In 1995, David Ho first promoted a “hit hard, hit early” approach to eliminate HIV-1 infection in the early phase of the infection [2]. Yet, later on this approach was abandoned because of the high risk of side effects and the high cost of the treatment, this approach is still a milestone in the history of HIV/AIDS treatment. Nowadays, the standard approach for HIV/AIDS treatment is based on the standard antiretroviral therapy (ART) combining at least three antiretroviral (ARV) drugs to maximally suppress the HIV virus and stop the progression of HIV disease. Typical combinations include 2 nucleoside Reverse Transcriptase Inhibitors (NRTIs) + 1 Protease Inhibitor (PI) or 2 NRTIs + 1 non-nucleoside Reverse Transcriptase Inhibitor (NNRTI) [3]. Clinical studies showed that ART is able to impressively decrease the mortality of AIDS patients.

It was gradually realized that one of the main reasons...

Silence is a weapon — HIV latency

I have been inspired to study virology by the movie Outbreak directed by Wolfgang Petersen in 1995. Since that time, I have been wondering how this tiny monster is so powerful as to bring disasters in our daily life. With this question always in the back of my mind, I walked into the world of microbes trying to reveal its mystery.

My current work in the laboratory is on the Human Immunodeficiency Virus type 1 (HIV-1), which causes Acquired Immuno-Deficiency Syndrome (AIDS). The phenomenon that most caught my attention is that HIV-1 is able to keep itself silent during the infection, which is called latency. Latent viruses are like a dormant volcano; they can be reactivated any time in favourable conditions. Therefore HIV-1-infected patients need to receive Highly Active Antiretroviral Therapy (HAART) with no interruption. Plasma virus rises within two to three weeks after discontinuation of HAART (from 20 to 50 RNA copies per mL, see Davey et al., 1999 for detail).

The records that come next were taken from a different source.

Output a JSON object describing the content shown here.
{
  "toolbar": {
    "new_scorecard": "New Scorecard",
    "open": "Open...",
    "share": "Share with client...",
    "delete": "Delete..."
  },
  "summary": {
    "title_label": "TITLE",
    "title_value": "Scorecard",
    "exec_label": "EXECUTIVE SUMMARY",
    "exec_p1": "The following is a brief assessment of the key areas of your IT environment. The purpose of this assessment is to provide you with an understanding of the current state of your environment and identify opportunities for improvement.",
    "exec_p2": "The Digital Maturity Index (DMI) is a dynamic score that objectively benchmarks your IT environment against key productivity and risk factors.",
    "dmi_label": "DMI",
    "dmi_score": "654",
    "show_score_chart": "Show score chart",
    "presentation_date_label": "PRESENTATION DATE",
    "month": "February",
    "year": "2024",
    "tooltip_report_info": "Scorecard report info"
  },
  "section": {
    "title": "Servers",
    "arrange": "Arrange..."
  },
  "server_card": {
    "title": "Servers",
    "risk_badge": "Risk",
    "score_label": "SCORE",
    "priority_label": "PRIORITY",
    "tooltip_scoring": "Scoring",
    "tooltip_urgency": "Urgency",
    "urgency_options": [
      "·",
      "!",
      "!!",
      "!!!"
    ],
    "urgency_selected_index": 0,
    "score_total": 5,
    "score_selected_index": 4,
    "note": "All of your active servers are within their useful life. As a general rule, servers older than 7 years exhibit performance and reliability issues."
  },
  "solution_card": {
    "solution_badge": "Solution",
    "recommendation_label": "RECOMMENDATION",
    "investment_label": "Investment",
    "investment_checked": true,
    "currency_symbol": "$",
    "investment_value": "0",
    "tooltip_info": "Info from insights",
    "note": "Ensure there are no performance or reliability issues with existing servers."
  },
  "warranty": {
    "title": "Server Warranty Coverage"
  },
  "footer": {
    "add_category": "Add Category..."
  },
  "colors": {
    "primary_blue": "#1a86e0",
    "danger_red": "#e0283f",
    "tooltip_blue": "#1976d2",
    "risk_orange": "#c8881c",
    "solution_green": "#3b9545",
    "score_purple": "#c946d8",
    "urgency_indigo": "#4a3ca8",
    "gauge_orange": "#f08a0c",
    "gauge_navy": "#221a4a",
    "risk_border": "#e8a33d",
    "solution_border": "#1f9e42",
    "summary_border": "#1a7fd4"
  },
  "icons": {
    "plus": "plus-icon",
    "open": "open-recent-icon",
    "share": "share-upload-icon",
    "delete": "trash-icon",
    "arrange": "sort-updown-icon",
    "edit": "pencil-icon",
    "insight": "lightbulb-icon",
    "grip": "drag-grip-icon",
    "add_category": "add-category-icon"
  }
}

In order to be silent and invisible, HIV-1 needs secret places to hide and to make the infection persistent. Such special environments are called reservoirs, where viruses persist for longer...